You will love Whiteford. Just a 20 minute drive from Parc-Le-Breos, followed by a lovely walk, it is one of the quietest spots on the peninsula and a haven for wildlife. The whole area is a nature reserve with such contrasting environments that the sheer variety of flora and fauna is staggering - the early morning bird watching here is amazing. Whiteford also offers two miles of beautiful sandy beach which is rarely frequented by visitors, so you really can get away from it all down here.
Whiteford Burrows is a sand spit which stretches out into the Loughor estuary. At its core is glacial till which may be the remains of a terminal moraine which once stretched across the estuary during the last ice age. The name Whiteford is considered to derive from the Danish ‘Hvit-Fford’. Perhaps its most famous feature is its lighthouse, which is thought to be the only remaining major wave washed cast-iron lighthouse in the British Isles. It was built back in 1865 by the Llanelli Harbour and Burry Navigation Commissioners to mark the south side of the channel to the port of Llanelli, replacing an earlier wooden structure of 1854. The Whiteford lighthouse remained in use until 1933. Interestingly, Swansea harbour was the site of the very first cast iron lighthouse built in 1803 with the castings produced at the Neath Abbey works
When you get down to the dunes you will find signs warning of the presence of unexploded shells (this isn’t the reason Whiteford is so quiet!). The Burry estuary was used by the army as a firing range during World War II, it is very rare today for shells to be found, but it still does happen occasionally after big storms move the sands.
A safe beach for bathing, but there can be a strong along-shore rip at certain states of tide.

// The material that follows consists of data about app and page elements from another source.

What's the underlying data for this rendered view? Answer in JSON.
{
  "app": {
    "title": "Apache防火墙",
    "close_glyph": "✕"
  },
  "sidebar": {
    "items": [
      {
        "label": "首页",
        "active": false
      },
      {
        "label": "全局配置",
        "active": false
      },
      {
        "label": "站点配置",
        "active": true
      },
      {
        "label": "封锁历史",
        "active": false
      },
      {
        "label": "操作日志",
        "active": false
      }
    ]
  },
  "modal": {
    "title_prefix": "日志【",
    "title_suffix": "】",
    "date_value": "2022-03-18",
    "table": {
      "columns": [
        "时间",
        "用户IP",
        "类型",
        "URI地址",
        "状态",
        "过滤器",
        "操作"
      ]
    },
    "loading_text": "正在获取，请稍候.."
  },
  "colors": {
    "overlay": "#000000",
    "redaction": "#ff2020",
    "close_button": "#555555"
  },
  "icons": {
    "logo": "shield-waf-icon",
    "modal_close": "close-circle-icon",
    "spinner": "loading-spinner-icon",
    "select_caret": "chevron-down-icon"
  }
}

Whiteford isn’t a great spot for fishing.
Not a good surf beach - waves usually close out when it does catch the swell.